PROBLEM TO WORK ON:
In the listing, find every line that has the string "device" and copy it.

╔══

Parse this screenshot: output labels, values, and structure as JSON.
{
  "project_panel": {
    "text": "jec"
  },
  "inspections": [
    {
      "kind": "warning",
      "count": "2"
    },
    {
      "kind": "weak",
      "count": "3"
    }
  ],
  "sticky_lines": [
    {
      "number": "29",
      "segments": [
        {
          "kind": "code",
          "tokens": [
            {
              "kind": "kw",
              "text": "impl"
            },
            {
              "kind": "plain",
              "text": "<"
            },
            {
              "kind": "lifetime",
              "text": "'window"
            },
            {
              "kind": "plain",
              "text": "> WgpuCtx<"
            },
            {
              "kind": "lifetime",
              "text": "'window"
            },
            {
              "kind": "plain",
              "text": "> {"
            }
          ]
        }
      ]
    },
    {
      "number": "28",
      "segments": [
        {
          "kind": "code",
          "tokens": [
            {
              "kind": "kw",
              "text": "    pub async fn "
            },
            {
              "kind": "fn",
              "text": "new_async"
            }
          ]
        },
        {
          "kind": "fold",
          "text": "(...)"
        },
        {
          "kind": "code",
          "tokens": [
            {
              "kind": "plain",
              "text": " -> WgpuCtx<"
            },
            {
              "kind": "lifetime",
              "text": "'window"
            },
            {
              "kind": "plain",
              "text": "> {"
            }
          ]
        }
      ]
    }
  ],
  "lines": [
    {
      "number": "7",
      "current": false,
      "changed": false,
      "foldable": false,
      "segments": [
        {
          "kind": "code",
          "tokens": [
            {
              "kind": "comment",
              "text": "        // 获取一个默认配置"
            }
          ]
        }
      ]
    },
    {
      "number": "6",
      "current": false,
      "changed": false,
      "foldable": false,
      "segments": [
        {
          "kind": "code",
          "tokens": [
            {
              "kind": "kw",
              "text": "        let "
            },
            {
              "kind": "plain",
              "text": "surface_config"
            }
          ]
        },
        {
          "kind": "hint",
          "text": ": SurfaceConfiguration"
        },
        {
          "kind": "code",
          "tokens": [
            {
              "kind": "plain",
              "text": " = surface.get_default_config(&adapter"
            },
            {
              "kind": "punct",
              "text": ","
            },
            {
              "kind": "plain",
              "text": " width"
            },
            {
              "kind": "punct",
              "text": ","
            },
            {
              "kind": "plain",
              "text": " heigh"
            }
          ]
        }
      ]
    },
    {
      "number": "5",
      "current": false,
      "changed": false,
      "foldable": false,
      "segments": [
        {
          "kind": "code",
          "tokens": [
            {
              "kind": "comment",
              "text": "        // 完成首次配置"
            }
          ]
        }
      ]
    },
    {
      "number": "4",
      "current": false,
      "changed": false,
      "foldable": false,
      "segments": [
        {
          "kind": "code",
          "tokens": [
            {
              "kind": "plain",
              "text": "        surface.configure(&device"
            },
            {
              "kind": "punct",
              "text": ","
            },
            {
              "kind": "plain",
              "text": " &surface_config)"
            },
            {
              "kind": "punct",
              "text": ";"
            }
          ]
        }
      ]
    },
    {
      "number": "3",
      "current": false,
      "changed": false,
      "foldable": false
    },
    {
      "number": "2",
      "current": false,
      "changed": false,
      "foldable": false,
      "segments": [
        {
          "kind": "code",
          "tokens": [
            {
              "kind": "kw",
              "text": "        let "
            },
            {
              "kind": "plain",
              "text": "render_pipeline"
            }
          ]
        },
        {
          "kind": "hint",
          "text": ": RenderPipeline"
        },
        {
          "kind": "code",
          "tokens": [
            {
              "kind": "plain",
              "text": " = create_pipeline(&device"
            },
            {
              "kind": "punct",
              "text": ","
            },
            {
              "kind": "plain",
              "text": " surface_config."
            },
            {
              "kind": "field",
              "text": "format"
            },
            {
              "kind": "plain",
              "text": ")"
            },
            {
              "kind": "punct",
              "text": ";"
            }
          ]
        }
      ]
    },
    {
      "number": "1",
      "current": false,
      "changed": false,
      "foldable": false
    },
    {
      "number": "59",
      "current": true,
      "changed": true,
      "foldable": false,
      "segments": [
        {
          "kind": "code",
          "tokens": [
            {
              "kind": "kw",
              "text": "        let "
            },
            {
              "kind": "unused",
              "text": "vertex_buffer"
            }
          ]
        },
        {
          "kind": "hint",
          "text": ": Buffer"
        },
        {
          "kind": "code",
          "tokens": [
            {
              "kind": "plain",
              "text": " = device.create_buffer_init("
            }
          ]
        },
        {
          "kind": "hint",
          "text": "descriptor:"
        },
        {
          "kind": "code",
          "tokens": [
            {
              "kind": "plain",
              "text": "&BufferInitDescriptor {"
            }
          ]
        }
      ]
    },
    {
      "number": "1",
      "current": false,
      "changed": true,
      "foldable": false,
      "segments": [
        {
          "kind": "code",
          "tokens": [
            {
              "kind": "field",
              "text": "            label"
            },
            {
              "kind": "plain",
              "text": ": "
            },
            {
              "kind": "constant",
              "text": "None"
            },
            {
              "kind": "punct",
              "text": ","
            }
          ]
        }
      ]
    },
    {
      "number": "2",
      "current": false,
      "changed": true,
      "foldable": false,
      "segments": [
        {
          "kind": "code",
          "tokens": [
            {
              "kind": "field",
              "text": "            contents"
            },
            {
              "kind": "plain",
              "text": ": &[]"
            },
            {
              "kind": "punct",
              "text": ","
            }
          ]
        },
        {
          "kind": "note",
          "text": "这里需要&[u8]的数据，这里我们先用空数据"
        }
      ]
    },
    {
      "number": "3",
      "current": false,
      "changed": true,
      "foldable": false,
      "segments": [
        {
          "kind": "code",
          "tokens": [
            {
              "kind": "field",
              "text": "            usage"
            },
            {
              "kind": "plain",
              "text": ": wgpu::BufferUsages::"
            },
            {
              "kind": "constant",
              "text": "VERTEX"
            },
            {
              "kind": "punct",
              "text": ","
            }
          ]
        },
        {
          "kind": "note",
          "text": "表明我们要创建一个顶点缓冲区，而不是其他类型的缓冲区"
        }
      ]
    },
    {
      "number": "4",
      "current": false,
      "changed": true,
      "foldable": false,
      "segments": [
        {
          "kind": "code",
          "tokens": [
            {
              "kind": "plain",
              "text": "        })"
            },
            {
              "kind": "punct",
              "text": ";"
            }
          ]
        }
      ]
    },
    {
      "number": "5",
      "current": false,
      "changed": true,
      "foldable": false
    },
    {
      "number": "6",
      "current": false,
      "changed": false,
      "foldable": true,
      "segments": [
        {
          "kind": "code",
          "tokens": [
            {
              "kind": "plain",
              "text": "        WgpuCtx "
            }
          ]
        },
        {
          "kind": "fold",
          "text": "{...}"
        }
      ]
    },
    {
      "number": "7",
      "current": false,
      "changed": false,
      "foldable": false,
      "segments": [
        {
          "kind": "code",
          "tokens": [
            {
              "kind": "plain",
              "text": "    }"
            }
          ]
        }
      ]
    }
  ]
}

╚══

EXERCISE SOLUTION:
              "text": "        surface.configure(&device"
              "text": " = create_pipeline(&device"
              "text": " = device.create_buffer_init("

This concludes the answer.